Teenagers, according to New Scientist magazine, are a uniquely human phenomenon, known to be ‘moody, insecure, argumentative, angst-ridden, impulsive, impressionable, reckless and rebellious.’ Sounds about right to me; true, it was a long time ago now, but that pretty much sums me up during my teenage years.
Teenagers are a relatively new phenomenon, unknown before the 1930 and not really recognised as a demographic unit until after WW2. A teenage boy of school leaving age, growing up prior to the end of WW2, was expected to join the services or get a job; teenage girls were expected to meet a man, marry and have kids. University was reserved for the privileged. Teenagers had limited freedom, no economic power and little influence in the decisions made by the older generation.
After the end of the war everything changed. As the economies of the UK and the USA improved – and both rationing and conscription ended - parents began to have aspirations for their kids. There was a chance now that the next generation may achieve something: stay in education, have a life, enjoy their freedom and become more than just cannon fodder.
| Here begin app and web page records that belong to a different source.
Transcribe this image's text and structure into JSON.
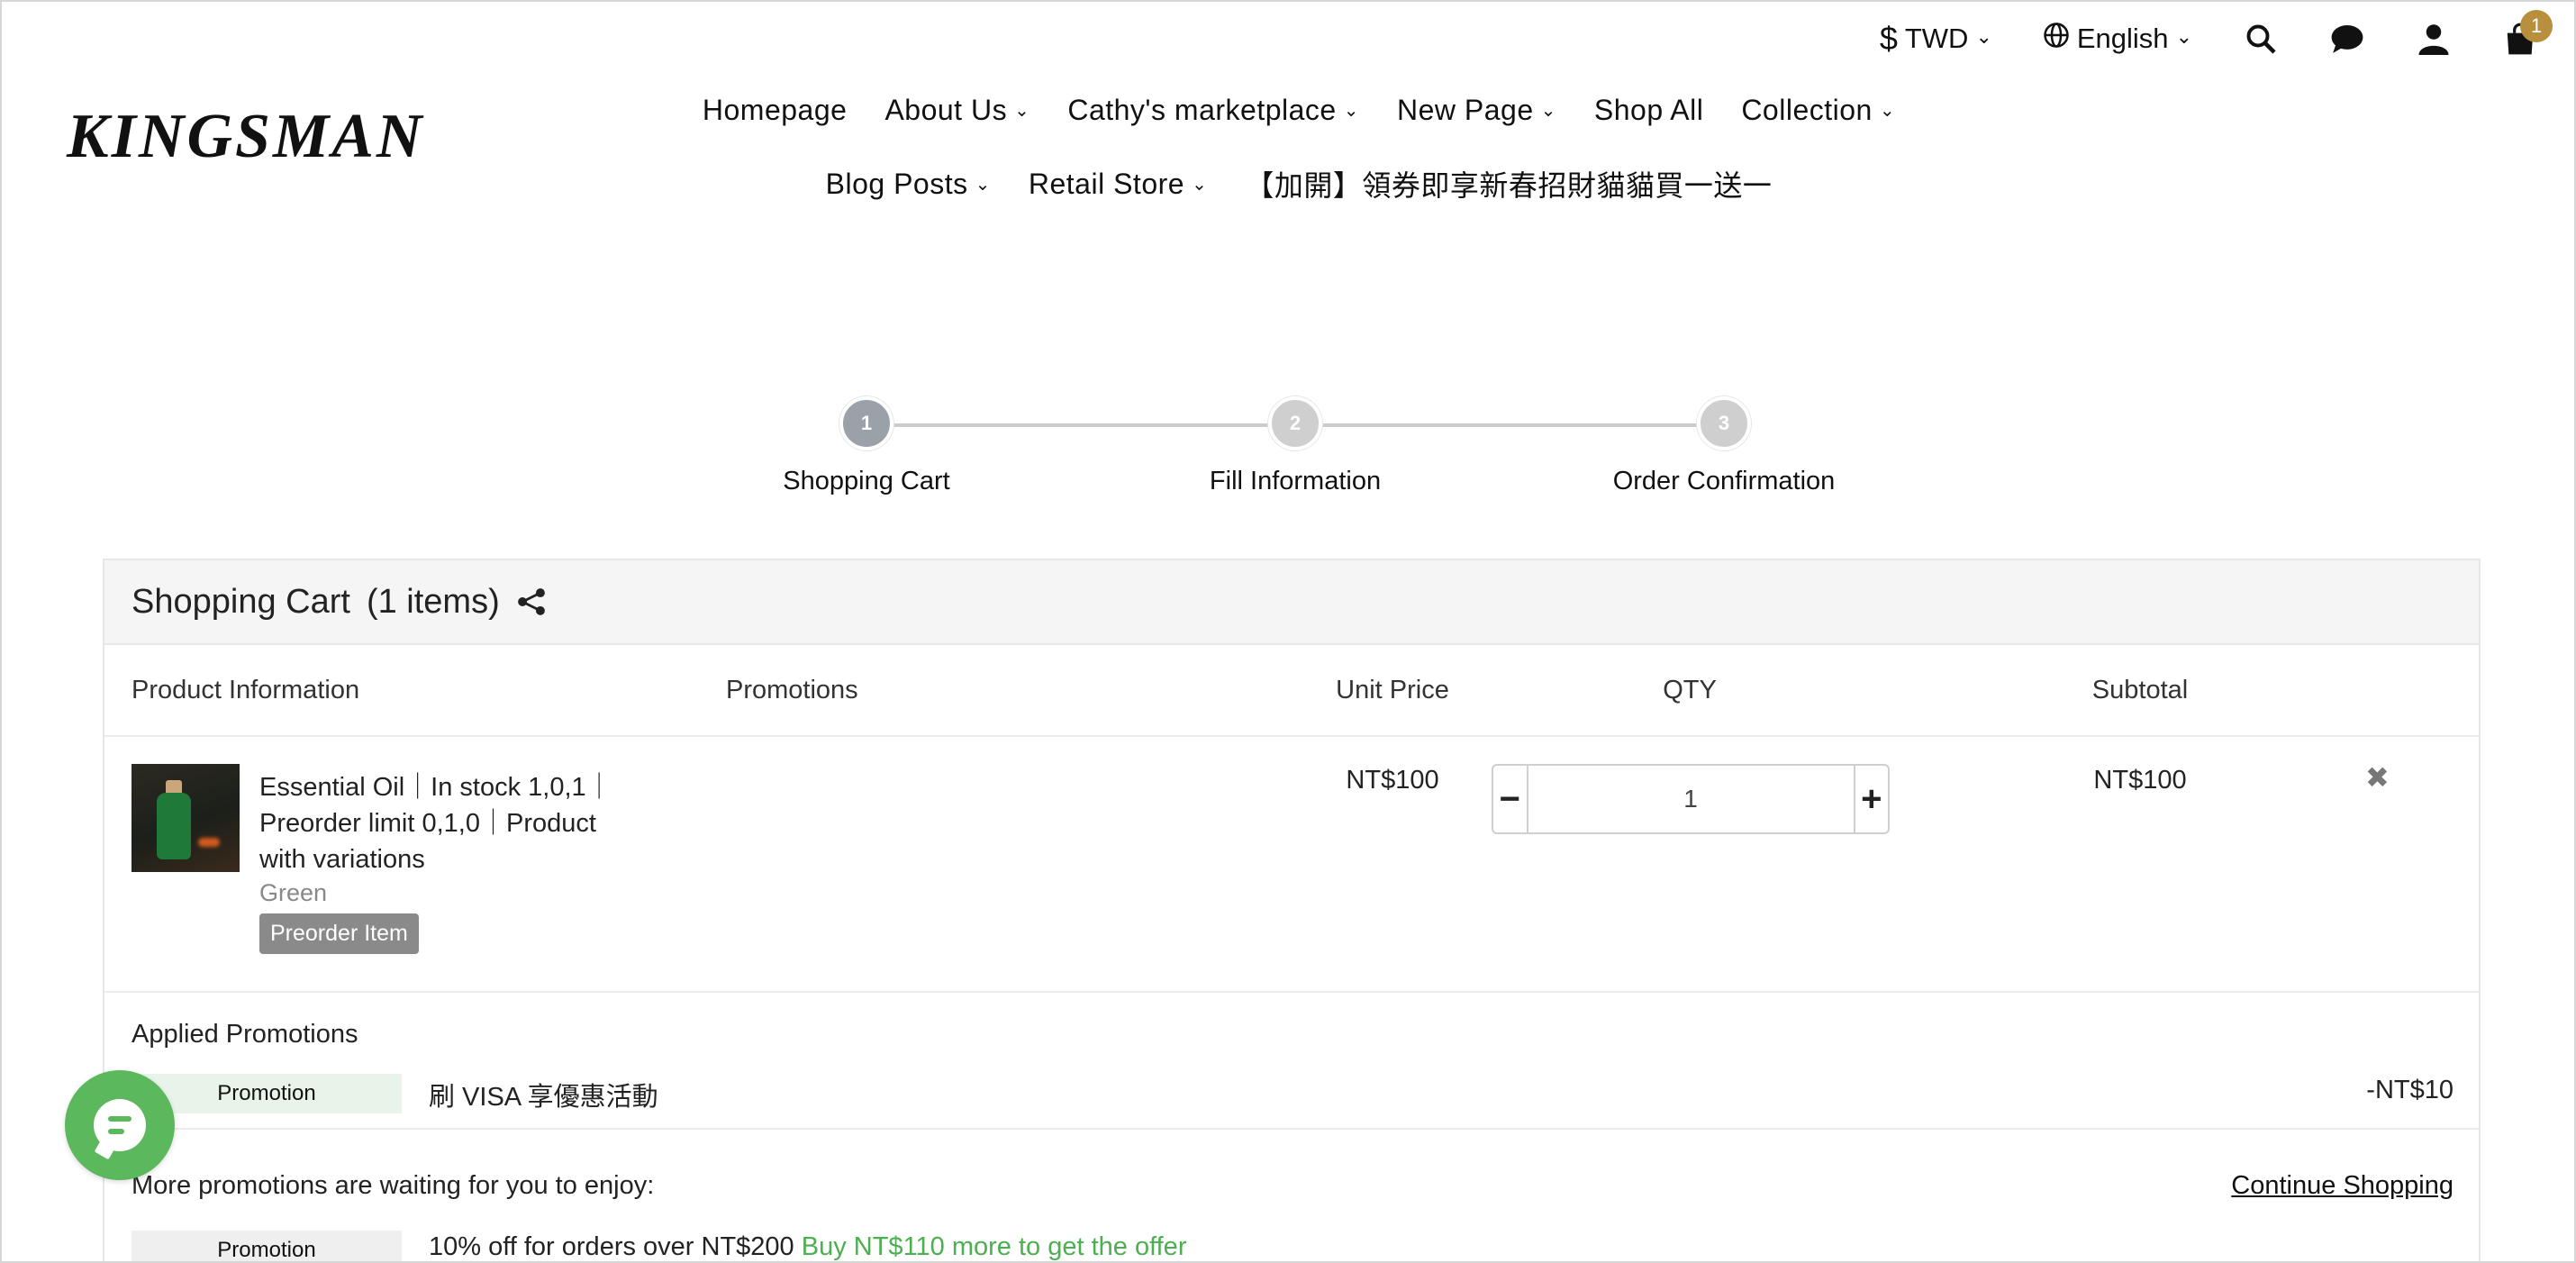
{
  "utility": {
    "currency_symbol": "$",
    "currency": "TWD",
    "language": "English",
    "cart_count": "1"
  },
  "logo": "KINGSMAN",
  "nav": {
    "items": [
      {
        "label": "Homepage",
        "dropdown": false
      },
      {
        "label": "About Us",
        "dropdown": true
      },
      {
        "label": "Cathy's marketplace",
        "dropdown": true
      },
      {
        "label": "New Page",
        "dropdown": true
      },
      {
        "label": "Shop All",
        "dropdown": false
      },
      {
        "label": "Collection",
        "dropdown": true
      },
      {
        "label": "Blog Posts",
        "dropdown": true
      },
      {
        "label": "Retail Store",
        "dropdown": true
      },
      {
        "label": "【加開】領券即享新春招財貓貓買一送一",
        "dropdown": false
      }
    ]
  },
  "stepper": {
    "steps": [
      {
        "num": "1",
        "label": "Shopping Cart",
        "active": true
      },
      {
        "num": "2",
        "label": "Fill Information",
        "active": false
      },
      {
        "num": "3",
        "label": "Order Confirmation",
        "active": false
      }
    ]
  },
  "cart": {
    "title": "Shopping Cart",
    "count_label": "(1 items)",
    "columns": {
      "product": "Product Information",
      "promotions": "Promotions",
      "unit_price": "Unit Price",
      "qty": "QTY",
      "subtotal": "Subtotal"
    },
    "item": {
      "name": "Essential Oil｜In stock 1,0,1｜Preorder limit 0,1,0｜Product with variations",
      "variant": "Green",
      "badge": "Preorder Item",
      "unit_price": "NT$100",
      "qty": "1",
      "subtotal": "NT$100",
      "remove": "✖"
    },
    "applied": {
      "title": "Applied Promotions",
      "tag": "Promotion",
      "name": "刷 VISA 享優惠活動",
      "discount": "-NT$10"
    },
    "more": {
      "title": "More promotions are waiting for you to enjoy:",
      "continue": "Continue Shopping",
      "tag": "Promotion",
      "offer": "10% off for orders over NT$200",
      "hint": "Buy NT$110 more to get the offer"
    }
  },
  "colors": {
    "accent_green": "#5cb85c",
    "badge_gold": "#b88f3d",
    "step_active": "#9aa1a8"
  }
}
However the post-war, pre-Beatles Britain really didn’t understand teenagers, and failed abysmally to cater for them musically. After the imported excitement of Elvis, Little Richard and the bitter disappointment of Bill Haley and his Comets (a huge act to Britain’s young rock ‘n’ rollers – until the band came to this country and people actually got to see them, that is. 12 hits before their 1957 tour: not one afterwards save for reissues) all they had was safe, homegrown cabaret star Tommy Steele, the mum’s favourite Cliff Richard and a clutch of middle-aged bandleaders and instrumentalists. If it were not for Lonnie Donegan and the skiffle craze then the teenagers of 50s Britain would have had nothing. Unless they joined a gang, that was.
As the 50s turned in to the 60s very little changed. 1959’s biggest hit was Sidesaddle, a jolly, tack piano instrumental jaunt from Russ Conway. The following year the five biggest records in the country were Cathy's Clown by The Everly Brothers, Apache by The Shadows, Cliff Richard’s Please Don't Tease, Why by actor Anthony Newley and Shirley Bassey with As Long As He Needs Me. This was not music for ‘the kids’.
And nor was this.
Teen Street isn’t a totally awful record - Toni Eden has a good voice and the guitar work is exceptional - but what is awful is that this kind of vapid nonsense was being specifically manufactured to try and capture the teen market. The grey men in suits who ran the UK’s record labels clearly had not got a clue. Musically it’s pretty decent (if anodyne), but the ridiculous yelps from the backing vocalists are absurd and annoying, and the lyrics simplify a teenager’s life and ambitions down to little more than listening to a jukebox and waiting to get married. The A-side - No-One Understands (My Johnny) - tells the age old tale of a good teenage girl in love with a bad boy from the wrong side of the tracks: the same plot had been used a thousand times before and would be recycled again and again. No-One Understands was written by, and had previously been recorded by, American singer Pat O’Day.
Born in 1940 (the actress of the same name born in 1927 is not the same person, nor is the Chicago-based singer who recorded in the late 60s), Toni Eden had been a featured singer with Ted Heath and his Orchestra. She appeared extensively on TV in the 60s, including guest spots with Morecambe and Wise and Ken Dodd, and also appeared with Kenneth Williams in the review One Over the Eight (1961) and in Lionel Bart’s flop ’65 musical Twang! as Maid Marian. After three singles for Columbia, Toni Eden went on to issue one 45 on Decca (from One Over the Eight) and a brace of singles on United Artists.
Teen Street was covered the following year by Janis Martin, who was occasionally known as ‘the female Elvis’. Howard ‘Boogie’ Barnes and Cliff Adams, the co-composers of Teen Street also wrote Grown Up Dreams, the plug side to Toni Eden’s follow up single and The Waiting Game, the B-side to her third (and final) Columbia single. The pair also wrote The Lonely Man Theme (used in the iconic advert for Strand cigarettes) and would later pen both sides of a promotional single for Smiths crisps.
Cliff Adams was, of course, the founder of the Cliff Adams Singers, of Sing Something Simple fame; Howard ‘Boogie’ Barnes was an advertising copywriter. I’m not 100% certain, but I do not believe that he is the same man as Howard Ellington Riddiford Barnes, a songwriter who scored his biggest hit with I Really Don’t Want To Know, covered by (amongst others) Elvis Presley, Rosemary Clooney, Dolly Parton and Willie Nelson.